* [Exercise brief]:
Each line of the data should be repeated precisely.

====== Given records ======

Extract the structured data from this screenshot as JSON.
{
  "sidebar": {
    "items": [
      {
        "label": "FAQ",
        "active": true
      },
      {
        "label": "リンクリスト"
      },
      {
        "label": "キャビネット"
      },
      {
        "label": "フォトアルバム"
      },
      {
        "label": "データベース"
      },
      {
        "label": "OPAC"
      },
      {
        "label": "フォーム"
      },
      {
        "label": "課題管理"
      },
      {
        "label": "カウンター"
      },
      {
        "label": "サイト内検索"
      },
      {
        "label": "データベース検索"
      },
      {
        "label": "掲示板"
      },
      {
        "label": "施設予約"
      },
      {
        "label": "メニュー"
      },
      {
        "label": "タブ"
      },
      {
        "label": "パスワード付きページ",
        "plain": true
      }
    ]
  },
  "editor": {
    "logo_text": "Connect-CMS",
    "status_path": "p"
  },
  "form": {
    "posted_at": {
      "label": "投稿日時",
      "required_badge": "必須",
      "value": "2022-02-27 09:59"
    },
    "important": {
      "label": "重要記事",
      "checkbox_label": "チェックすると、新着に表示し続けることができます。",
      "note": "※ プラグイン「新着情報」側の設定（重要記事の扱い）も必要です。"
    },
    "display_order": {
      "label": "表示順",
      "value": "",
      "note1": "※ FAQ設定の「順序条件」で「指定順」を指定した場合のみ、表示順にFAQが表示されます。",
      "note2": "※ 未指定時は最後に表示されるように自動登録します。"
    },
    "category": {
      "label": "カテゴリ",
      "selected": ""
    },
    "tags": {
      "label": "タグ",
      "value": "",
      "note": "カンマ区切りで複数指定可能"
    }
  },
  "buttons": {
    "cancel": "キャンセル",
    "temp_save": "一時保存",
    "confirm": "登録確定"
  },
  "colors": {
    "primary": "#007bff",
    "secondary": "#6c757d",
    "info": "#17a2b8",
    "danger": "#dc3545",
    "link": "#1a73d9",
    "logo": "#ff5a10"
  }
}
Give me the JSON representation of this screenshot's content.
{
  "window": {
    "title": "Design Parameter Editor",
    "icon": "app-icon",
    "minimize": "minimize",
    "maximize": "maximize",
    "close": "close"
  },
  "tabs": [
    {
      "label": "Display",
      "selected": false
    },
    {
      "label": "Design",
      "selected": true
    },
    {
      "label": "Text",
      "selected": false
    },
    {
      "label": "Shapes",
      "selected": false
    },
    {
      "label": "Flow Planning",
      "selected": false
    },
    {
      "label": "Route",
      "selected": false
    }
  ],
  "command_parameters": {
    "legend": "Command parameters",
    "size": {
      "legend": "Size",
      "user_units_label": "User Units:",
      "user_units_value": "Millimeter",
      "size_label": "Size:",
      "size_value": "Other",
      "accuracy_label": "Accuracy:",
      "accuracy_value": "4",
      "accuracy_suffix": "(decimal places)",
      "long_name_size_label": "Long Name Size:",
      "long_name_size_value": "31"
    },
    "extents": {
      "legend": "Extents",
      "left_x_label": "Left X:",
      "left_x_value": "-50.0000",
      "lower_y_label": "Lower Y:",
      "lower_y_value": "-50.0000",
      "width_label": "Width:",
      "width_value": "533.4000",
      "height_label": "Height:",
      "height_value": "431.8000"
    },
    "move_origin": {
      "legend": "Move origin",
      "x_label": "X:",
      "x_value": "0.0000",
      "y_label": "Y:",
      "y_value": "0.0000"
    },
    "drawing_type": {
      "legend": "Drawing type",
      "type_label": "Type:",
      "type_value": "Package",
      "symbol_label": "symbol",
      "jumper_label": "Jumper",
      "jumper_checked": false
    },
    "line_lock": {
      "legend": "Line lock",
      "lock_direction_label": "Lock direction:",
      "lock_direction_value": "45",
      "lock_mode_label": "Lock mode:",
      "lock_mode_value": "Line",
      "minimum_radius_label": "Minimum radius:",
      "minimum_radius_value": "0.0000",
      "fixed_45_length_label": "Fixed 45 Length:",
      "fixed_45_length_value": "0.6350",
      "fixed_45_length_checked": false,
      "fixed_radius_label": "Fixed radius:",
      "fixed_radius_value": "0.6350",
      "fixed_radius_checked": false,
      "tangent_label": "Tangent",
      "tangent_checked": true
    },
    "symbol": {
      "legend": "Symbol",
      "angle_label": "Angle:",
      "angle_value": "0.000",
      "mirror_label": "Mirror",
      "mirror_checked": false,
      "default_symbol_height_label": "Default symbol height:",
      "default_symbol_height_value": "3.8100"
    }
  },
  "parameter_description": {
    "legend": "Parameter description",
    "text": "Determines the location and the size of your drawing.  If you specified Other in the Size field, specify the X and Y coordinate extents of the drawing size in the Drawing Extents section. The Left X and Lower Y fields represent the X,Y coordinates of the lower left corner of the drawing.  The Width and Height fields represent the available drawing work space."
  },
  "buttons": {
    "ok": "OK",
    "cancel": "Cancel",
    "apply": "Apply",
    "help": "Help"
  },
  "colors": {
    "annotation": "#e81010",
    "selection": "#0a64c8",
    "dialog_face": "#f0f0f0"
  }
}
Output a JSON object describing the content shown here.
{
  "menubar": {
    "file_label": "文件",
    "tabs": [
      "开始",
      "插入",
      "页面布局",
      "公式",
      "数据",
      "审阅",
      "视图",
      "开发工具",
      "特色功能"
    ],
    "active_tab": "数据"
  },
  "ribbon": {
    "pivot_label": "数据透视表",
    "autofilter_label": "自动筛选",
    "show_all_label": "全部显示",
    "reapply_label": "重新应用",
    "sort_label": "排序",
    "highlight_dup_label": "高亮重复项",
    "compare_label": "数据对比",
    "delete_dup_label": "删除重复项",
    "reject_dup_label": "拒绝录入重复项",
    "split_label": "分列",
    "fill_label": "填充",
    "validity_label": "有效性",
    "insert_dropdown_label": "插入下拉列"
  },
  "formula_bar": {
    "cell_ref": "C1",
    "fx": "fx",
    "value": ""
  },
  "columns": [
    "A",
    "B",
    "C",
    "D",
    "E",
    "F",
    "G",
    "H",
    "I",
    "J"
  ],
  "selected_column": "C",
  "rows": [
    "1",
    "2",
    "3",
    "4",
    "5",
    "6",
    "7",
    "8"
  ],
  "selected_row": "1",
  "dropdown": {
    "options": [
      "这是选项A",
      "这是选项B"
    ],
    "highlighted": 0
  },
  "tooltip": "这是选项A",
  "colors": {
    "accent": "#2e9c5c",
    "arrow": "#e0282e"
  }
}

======

* [Response area]:
Extract the structured data from this screenshot as JSON.
{
  "sidebar": {
    "items": [
      {
        "label": "FAQ",
        "active": true
      },
      {
        "label": "リンクリスト"
      },
      {
        "label": "キャビネット"
      },
      {
        "label": "フォトアルバム"
      },
      {
        "label": "データベース"
      },
      {
        "label": "OPAC"
      },
      {
        "label": "フォーム"
      },
      {
        "label": "課題管理"
      },
      {
        "label": "カウンター"
      },
      {
        "label": "サイト内検索"
      },
      {
        "label": "データベース検索"
      },
      {
        "label": "掲示板"
      },
      {
        "label": "施設予約"
      },
      {
        "label": "メニュー"
      },
      {
        "label": "タブ"
      },
      {
        "label": "パスワード付きページ",
        "plain": true
      }
    ]
  },
  "editor": {
    "logo_text": "Connect-CMS",
    "status_path": "p"
  },
  "form": {
    "posted_at": {
      "label": "投稿日時",
      "required_badge": "必須",
      "value": "2022-02-27 09:59"
    },
    "important": {
      "label": "重要記事",
      "checkbox_label": "チェックすると、新着に表示し続けることができます。",
      "note": "※ プラグイン「新着情報」側の設定（重要記事の扱い）も必要です。"
    },
    "display_order": {
      "label": "表示順",
      "value": "",
      "note1": "※ FAQ設定の「順序条件」で「指定順」を指定した場合のみ、表示順にFAQが表示されます。",
      "note2": "※ 未指定時は最後に表示されるように自動登録します。"
    },
    "category": {
      "label": "カテゴリ",
      "selected": ""
    },
    "tags": {
      "label": "タグ",
      "value": "",
      "note": "カンマ区切りで複数指定可能"
    }
  },
  "buttons": {
    "cancel": "キャンセル",
    "temp_save": "一時保存",
    "confirm": "登録確定"
  },
  "colors": {
    "primary": "#007bff",
    "secondary": "#6c757d",
    "info": "#17a2b8",
    "danger": "#dc3545",
    "link": "#1a73d9",
    "logo": "#ff5a10"
  }
}
Give me the JSON representation of this screenshot's content.
{
  "window": {
    "title": "Design Parameter Editor",
    "icon": "app-icon",
    "minimize": "minimize",
    "maximize": "maximize",
    "close": "close"
  },
  "tabs": [
    {
      "label": "Display",
      "selected": false
    },
    {
      "label": "Design",
      "selected": true
    },
    {
      "label": "Text",
      "selected": false
    },
    {
      "label": "Shapes",
      "selected": false
    },
    {
      "label": "Flow Planning",
      "selected": false
    },
    {
      "label": "Route",
      "selected": false
    }
  ],
  "command_parameters": {
    "legend": "Command parameters",
    "size": {
      "legend": "Size",
      "user_units_label": "User Units:",
      "user_units_value": "Millimeter",
      "size_label": "Size:",
      "size_value": "Other",
      "accuracy_label": "Accuracy:",
      "accuracy_value": "4",
      "accuracy_suffix": "(decimal places)",
      "long_name_size_label": "Long Name Size:",
      "long_name_size_value": "31"
    },
    "extents": {
      "legend": "Extents",
      "left_x_label": "Left X:",
      "left_x_value": "-50.0000",
      "lower_y_label": "Lower Y:",
      "lower_y_value": "-50.0000",
      "width_label": "Width:",
      "width_value": "533.4000",
      "height_label": "Height:",
      "height_value": "431.8000"
    },
    "move_origin": {
      "legend": "Move origin",
      "x_label": "X:",
      "x_value": "0.0000",
      "y_label": "Y:",
      "y_value": "0.0000"
    },
    "drawing_type": {
      "legend": "Drawing type",
      "type_label": "Type:",
      "type_value": "Package",
      "symbol_label": "symbol",
      "jumper_label": "Jumper",
      "jumper_checked": false
    },
    "line_lock": {
      "legend": "Line lock",
      "lock_direction_label": "Lock direction:",
      "lock_direction_value": "45",
      "lock_mode_label": "Lock mode:",
      "lock_mode_value": "Line",
      "minimum_radius_label": "Minimum radius:",
      "minimum_radius_value": "0.0000",
      "fixed_45_length_label": "Fixed 45 Length:",
      "fixed_45_length_value": "0.6350",
      "fixed_45_length_checked": false,
      "fixed_radius_label": "Fixed radius:",
      "fixed_radius_value": "0.6350",
      "fixed_radius_checked": false,
      "tangent_label": "Tangent",
      "tangent_checked": true
    },
    "symbol": {
      "legend": "Symbol",
      "angle_label": "Angle:",
      "angle_value": "0.000",
      "mirror_label": "Mirror",
      "mirror_checked": false,
      "default_symbol_height_label": "Default symbol height:",
      "default_symbol_height_value": "3.8100"
    }
  },
  "parameter_description": {
    "legend": "Parameter description",
    "text": "Determines the location and the size of your drawing.  If you specified Other in the Size field, specify the X and Y coordinate extents of the drawing size in the Drawing Extents section. The Left X and Lower Y fields represent the X,Y coordinates of the lower left corner of the drawing.  The Width and Height fields represent the available drawing work space."
  },
  "buttons": {
    "ok": "OK",
    "cancel": "Cancel",
    "apply": "Apply",
    "help": "Help"
  },
  "colors": {
    "annotation": "#e81010",
    "selection": "#0a64c8",
    "dialog_face": "#f0f0f0"
  }
}
Output a JSON object describing the content shown here.
{
  "menubar": {
    "file_label": "文件",
    "tabs": [
      "开始",
      "插入",
      "页面布局",
      "公式",
      "数据",
      "审阅",
      "视图",
      "开发工具",
      "特色功能"
    ],
    "active_tab": "数据"
  },
  "ribbon": {
    "pivot_label": "数据透视表",
    "autofilter_label": "自动筛选",
    "show_all_label": "全部显示",
    "reapply_label": "重新应用",
    "sort_label": "排序",
    "highlight_dup_label": "高亮重复项",
    "compare_label": "数据对比",
    "delete_dup_label": "删除重复项",
    "reject_dup_label": "拒绝录入重复项",
    "split_label": "分列",
    "fill_label": "填充",
    "validity_label": "有效性",
    "insert_dropdown_label": "插入下拉列"
  },
  "formula_bar": {
    "cell_ref": "C1",
    "fx": "fx",
    "value": ""
  },
  "columns": [
    "A",
    "B",
    "C",
    "D",
    "E",
    "F",
    "G",
    "H",
    "I",
    "J"
  ],
  "selected_column": "C",
  "rows": [
    "1",
    "2",
    "3",
    "4",
    "5",
    "6",
    "7",
    "8"
  ],
  "selected_row": "1",
  "dropdown": {
    "options": [
      "这是选项A",
      "这是选项B"
    ],
    "highlighted": 0
  },
  "tooltip": "这是选项A",
  "colors": {
    "accent": "#2e9c5c",
    "arrow": "#e0282e"
  }
}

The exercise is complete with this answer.